Somalia: Bombing Leaves 18 Dead, Damages Chinese Embassy

Somali militants detonated a car bomb at a hotel in the capital, killing at least 12 people including a Chinese national and damaging China’s embassy.

The al-Qaeda-linked Islamist-militant group al-Shabaab claimed responsibility for the Sunday afternoon attack on the Jazeera Palace Hotel near Mogadishu’s airport, frequented by government officials and aid workers.

The attack “reminds us that terrorist groups like al-Shabaab offer nothing but death and destruction and have to be stopped,” U.S. President Barack Obama told reporters Monday in neighboring Ethiopia’s capital, Addis Ababa.

The Jazeera Hotel was targeted in 2012 when bombers stormed it while the Somali president was inside [Mustaf Abdi/Al Jazeera]
The Jazeera Hotel was targeted in 2012 when bombers stormed it while the Somali president was inside [Mustaf Abdi/Al Jazeera]
 The bombing came as Obama was leaving Kenya for Ethiopia on the second leg of an East African tour that includes discussions on the regional threat from groups such as al-Shabaab. While African Union forces and the Somali army have dislodged the militants from large tracts of territory, al-Shabaab has proven capable of repeatedly striking the heart of the capital city.

Mohamed Said, a police officer who witnessed Sunday’s blast, said by phone that he’d counted the bodies. Mogadishu’s Medina hospital treated 20 of the injured, according to Fadum Salah, a nurse at the facility.

A Chinese Embassy employee was among the dead, while the country’s diplomatic offices, which are in the hotel building, sustained damages, the state-run Xinhua news agency said on Monday. China’s Foreign Ministry condemned the attack.

’Very Efficient’

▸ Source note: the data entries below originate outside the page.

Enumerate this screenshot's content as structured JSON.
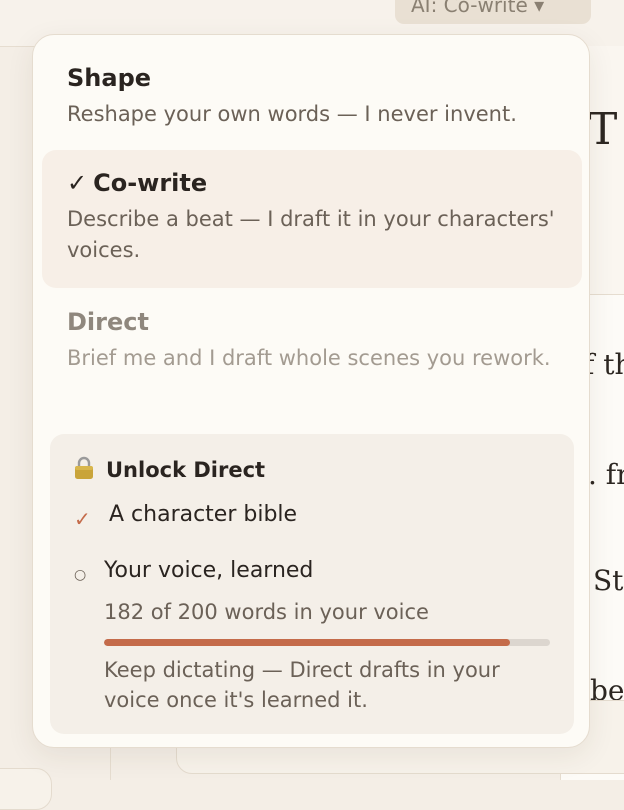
{
  "background": {
    "mode_pill_label": "AI: Co-write ▾",
    "heading_fragment": "T",
    "text_fragments": [
      "f th",
      ". fr",
      "Str",
      "be"
    ]
  },
  "mode_menu": {
    "options": [
      {
        "title": "Shape",
        "description": "Reshape your own words — I never invent.",
        "selected": false,
        "locked": false
      },
      {
        "title": "Co-write",
        "description": "Describe a beat — I draft it in your characters' voices.",
        "selected": true,
        "locked": false
      },
      {
        "title": "Direct",
        "description": "Brief me and I draft whole scenes you rework.",
        "selected": false,
        "locked": true
      }
    ],
    "selected_check": "✓",
    "unlock": {
      "icon": "lock-icon",
      "title": "Unlock Direct",
      "requirements": [
        {
          "label": "A character bible",
          "done": true,
          "mark": "✓"
        },
        {
          "label": "Your voice, learned",
          "done": false,
          "mark": "○"
        }
      ],
      "progress": {
        "current": 182,
        "target": 200,
        "text": "182 of 200 words in your voice"
      },
      "hint": "Keep dictating — Direct drafts in your voice once it's learned it."
    }
  },
  "colors": {
    "accent": "#c46b4a",
    "selected_bg": "#f7efe7",
    "unlock_bg": "#f4efe8",
    "text_primary": "#2a2420",
    "text_secondary": "#6b6157",
    "text_muted": "#a39b91"
  }
}
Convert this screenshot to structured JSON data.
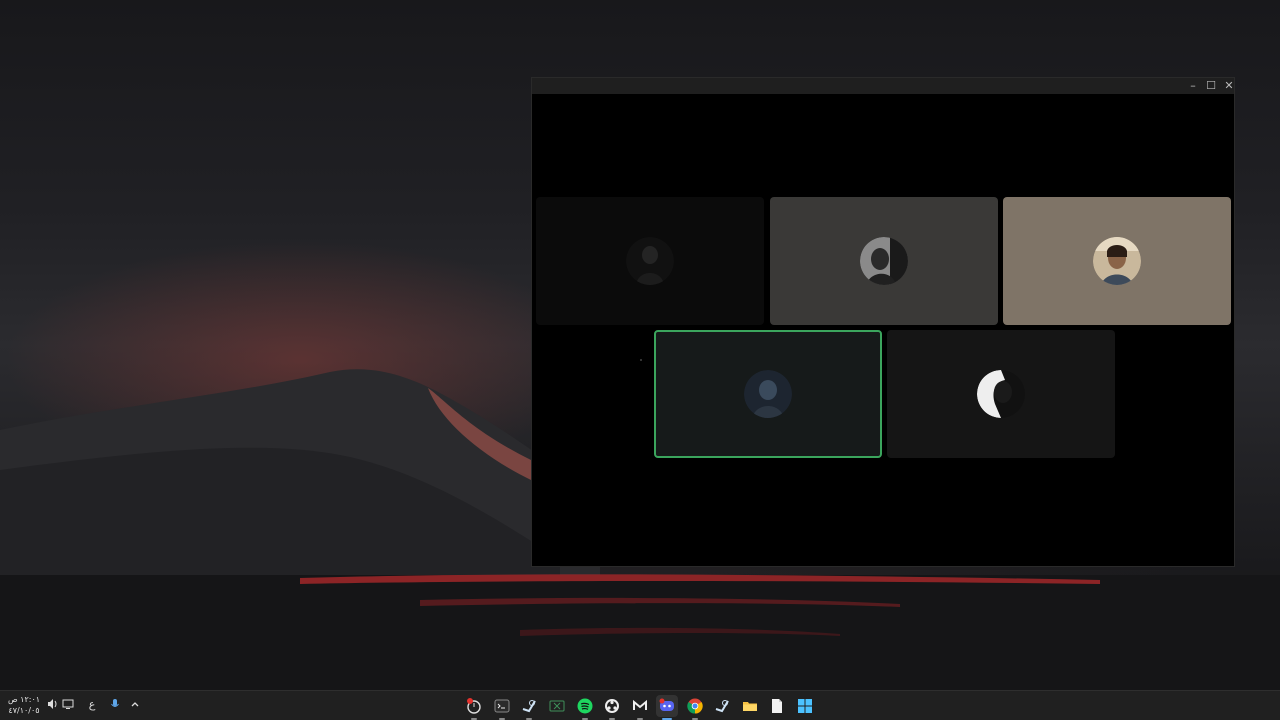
{
  "window": {
    "controls": {
      "minimize": "–",
      "maximize": "☐",
      "close": "✕"
    }
  },
  "participants": [
    {
      "id": "p1",
      "speaking": false,
      "tile_color": "#0b0b0b"
    },
    {
      "id": "p2",
      "speaking": false,
      "tile_color": "#3a3937"
    },
    {
      "id": "p3",
      "speaking": false,
      "tile_color": "#7f7467"
    },
    {
      "id": "p4",
      "speaking": true,
      "tile_color": "#161a1a",
      "ring_color": "#3ba55d"
    },
    {
      "id": "p5",
      "speaking": false,
      "tile_color": "#151515"
    }
  ],
  "taskbar": {
    "clock": {
      "time": "١٢:٠١ ص",
      "date": "٤٧/١٠/٠٥"
    },
    "language": "ع",
    "tray_icons": [
      "speaker-icon",
      "network-icon",
      "microphone-icon",
      "chevron-up-icon"
    ],
    "apps": [
      "screen-recorder",
      "terminal",
      "steam",
      "xbox",
      "spotify",
      "obs",
      "medal",
      "discord",
      "chrome",
      "steam",
      "file-explorer",
      "notepad",
      "windows-start"
    ]
  }
}
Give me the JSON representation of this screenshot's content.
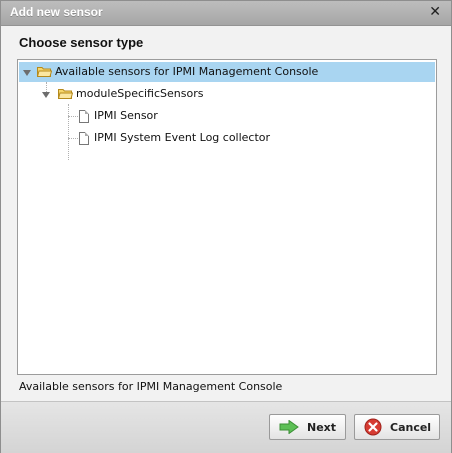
{
  "dialog": {
    "title": "Add new sensor",
    "heading": "Choose sensor type",
    "close_icon": "close-icon"
  },
  "tree": {
    "root": {
      "label": "Available sensors for IPMI Management Console",
      "expanded": true,
      "selected": true
    },
    "group": {
      "label": "moduleSpecificSensors",
      "expanded": true
    },
    "items": [
      {
        "label": "IPMI Sensor"
      },
      {
        "label": "IPMI System Event Log collector"
      }
    ]
  },
  "status_text": "Available sensors for IPMI Management Console",
  "buttons": {
    "next_label": "Next",
    "cancel_label": "Cancel"
  },
  "colors": {
    "selection": "#a9d5f1",
    "folder": "#f2c94c",
    "next_arrow": "#4caf50",
    "cancel_red": "#d0312d"
  }
}
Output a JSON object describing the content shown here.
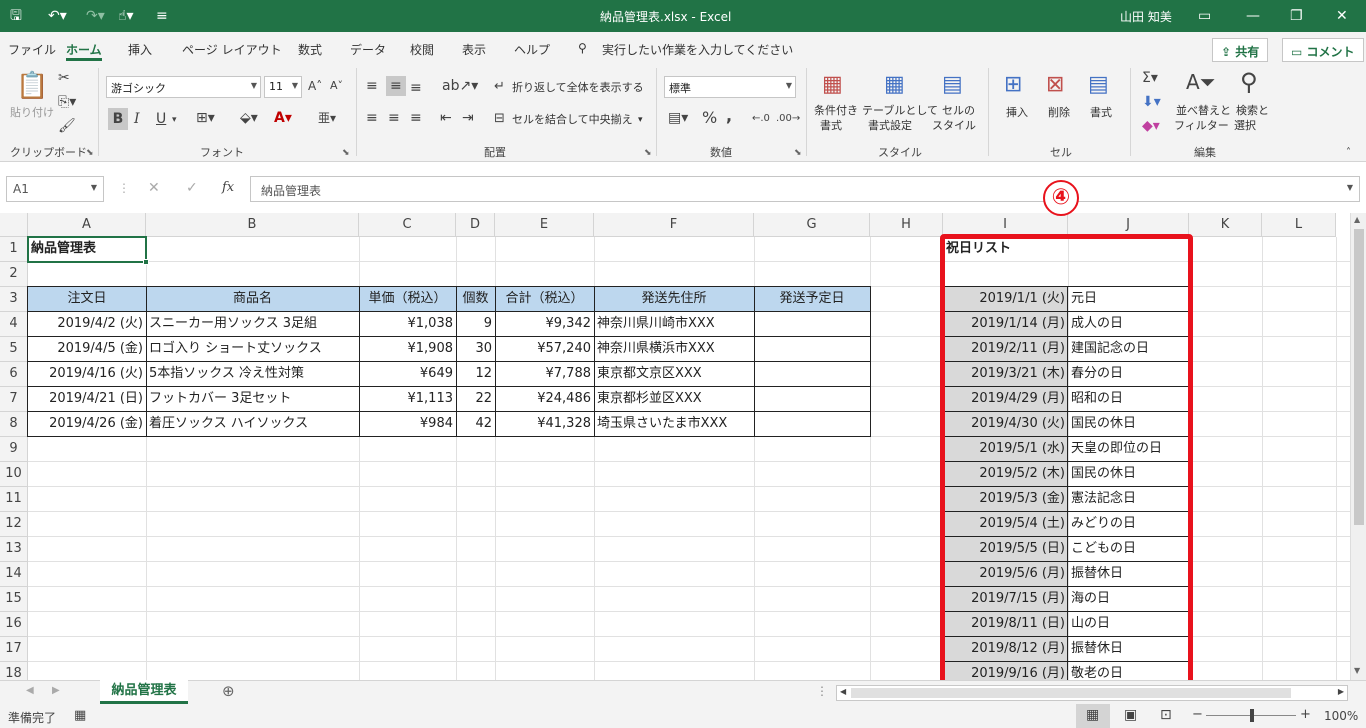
{
  "window": {
    "title": "納品管理表.xlsx - Excel",
    "user": "山田 知美"
  },
  "menu": [
    "ファイル",
    "ホーム",
    "挿入",
    "ページ レイアウト",
    "数式",
    "データ",
    "校閲",
    "表示",
    "ヘルプ"
  ],
  "search_placeholder": "実行したい作業を入力してください",
  "share_label": "共有",
  "comment_label": "コメント",
  "ribbon": {
    "clipboard": {
      "group": "クリップボード",
      "paste": "貼り付け"
    },
    "font": {
      "group": "フォント",
      "font_name": "游ゴシック",
      "font_size": "11",
      "bold": "B",
      "italic": "I",
      "underline": "U"
    },
    "alignment": {
      "group": "配置",
      "wrap": "折り返して全体を表示する",
      "merge": "セルを結合して中央揃え"
    },
    "number": {
      "group": "数値",
      "format": "標準"
    },
    "styles": {
      "group": "スタイル",
      "conditional": [
        "条件付き",
        "書式"
      ],
      "table": [
        "テーブルとして",
        "書式設定"
      ],
      "cell_styles": [
        "セルの",
        "スタイル"
      ]
    },
    "cells": {
      "group": "セル",
      "insert": "挿入",
      "delete": "削除",
      "format": "書式"
    },
    "editing": {
      "group": "編集",
      "sort": [
        "並べ替えと",
        "フィルター"
      ],
      "find": [
        "検索と",
        "選択"
      ]
    }
  },
  "namebox": "A1",
  "formula": "納品管理表",
  "columns": [
    "A",
    "B",
    "C",
    "D",
    "E",
    "F",
    "G",
    "H",
    "I",
    "J",
    "K",
    "L"
  ],
  "rows": [
    "1",
    "2",
    "3",
    "4",
    "5",
    "6",
    "7",
    "8",
    "9",
    "10",
    "11",
    "12",
    "13",
    "14",
    "15",
    "16",
    "17",
    "18"
  ],
  "table": {
    "title": "納品管理表",
    "headers": [
      "注文日",
      "商品名",
      "単価（税込）",
      "個数",
      "合計（税込）",
      "発送先住所",
      "発送予定日"
    ],
    "rows": [
      [
        "2019/4/2 (火)",
        "スニーカー用ソックス 3足組",
        "¥1,038",
        "9",
        "¥9,342",
        "神奈川県川崎市XXX",
        ""
      ],
      [
        "2019/4/5 (金)",
        "ロゴ入り ショート丈ソックス",
        "¥1,908",
        "30",
        "¥57,240",
        "神奈川県横浜市XXX",
        ""
      ],
      [
        "2019/4/16 (火)",
        "5本指ソックス 冷え性対策",
        "¥649",
        "12",
        "¥7,788",
        "東京都文京区XXX",
        ""
      ],
      [
        "2019/4/21 (日)",
        "フットカバー 3足セット",
        "¥1,113",
        "22",
        "¥24,486",
        "東京都杉並区XXX",
        ""
      ],
      [
        "2019/4/26 (金)",
        "着圧ソックス ハイソックス",
        "¥984",
        "42",
        "¥41,328",
        "埼玉県さいたま市XXX",
        ""
      ]
    ]
  },
  "holidays": {
    "title": "祝日リスト",
    "rows": [
      [
        "2019/1/1 (火)",
        "元日"
      ],
      [
        "2019/1/14 (月)",
        "成人の日"
      ],
      [
        "2019/2/11 (月)",
        "建国記念の日"
      ],
      [
        "2019/3/21 (木)",
        "春分の日"
      ],
      [
        "2019/4/29 (月)",
        "昭和の日"
      ],
      [
        "2019/4/30 (火)",
        "国民の休日"
      ],
      [
        "2019/5/1 (水)",
        "天皇の即位の日"
      ],
      [
        "2019/5/2 (木)",
        "国民の休日"
      ],
      [
        "2019/5/3 (金)",
        "憲法記念日"
      ],
      [
        "2019/5/4 (土)",
        "みどりの日"
      ],
      [
        "2019/5/5 (日)",
        "こどもの日"
      ],
      [
        "2019/5/6 (月)",
        "振替休日"
      ],
      [
        "2019/7/15 (月)",
        "海の日"
      ],
      [
        "2019/8/11 (日)",
        "山の日"
      ],
      [
        "2019/8/12 (月)",
        "振替休日"
      ],
      [
        "2019/9/16 (月)",
        "敬老の日"
      ]
    ]
  },
  "annotation": "④",
  "sheet_tab": "納品管理表",
  "status": {
    "ready": "準備完了",
    "zoom": "100%"
  },
  "colors": {
    "excel_green": "#217346",
    "header_fill": "#bdd7ee",
    "highlight_red": "#e8121c"
  }
}
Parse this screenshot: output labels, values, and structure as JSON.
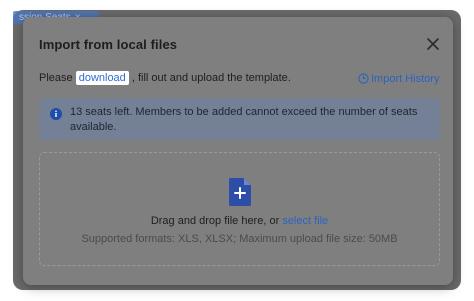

The U.S.’s coordination with African troops, including from Ethiopia, Kenya and Uganda, has been “very efficient” and is partly responsible for the Somali government’s territorial gains, Obama said on Monday. He called the partnership a “model” for counterinsurgency operations, with the U.S. working with other countries that provide “outstanding troops on the ground.”

Since last year several drone strikes in Somalia, some carried out by the U.S., have killed senior al-Shabaab officials, including former leader Ahmed Abdi Godane and intelligence chief Abdishakur Tahliil.

Damage follwing a bamb attack at the gate of the Jazeera hotel in Mogadishu, Somalia, on July 26, 2015. Photographer: Nour Gelle Gedi/Anadolu Agency via Getty Images

Regaining control of Somalia, wracked by more than two decades of civil war, is crucial to the government’s plan of inviting foreign investors to kickstart the economy. Oil and gas output may begin by 2020 after exploration work showed the potential for large offshore deposits, while companies including Royal Dutch Shell Plc, Exxon Mobil Corp. and BP Plc are in talks about returning.

Sunday’s hotel bombing was “an attack on a symbol” that “Mogadishu is being rejuvenated, that the city is back in business,” Somali President Hassan Sheikh Mohamoud said at a ceremony in the southern port city of Kismayo, according to an e-mailed statement. The offensive to regain control of “the few remaining pockets of terrorist influence” has “obviously unnerved these gangsters and conmen,” he said.

African forces last week recaptured two key southwestern Somali towns from the Islamists.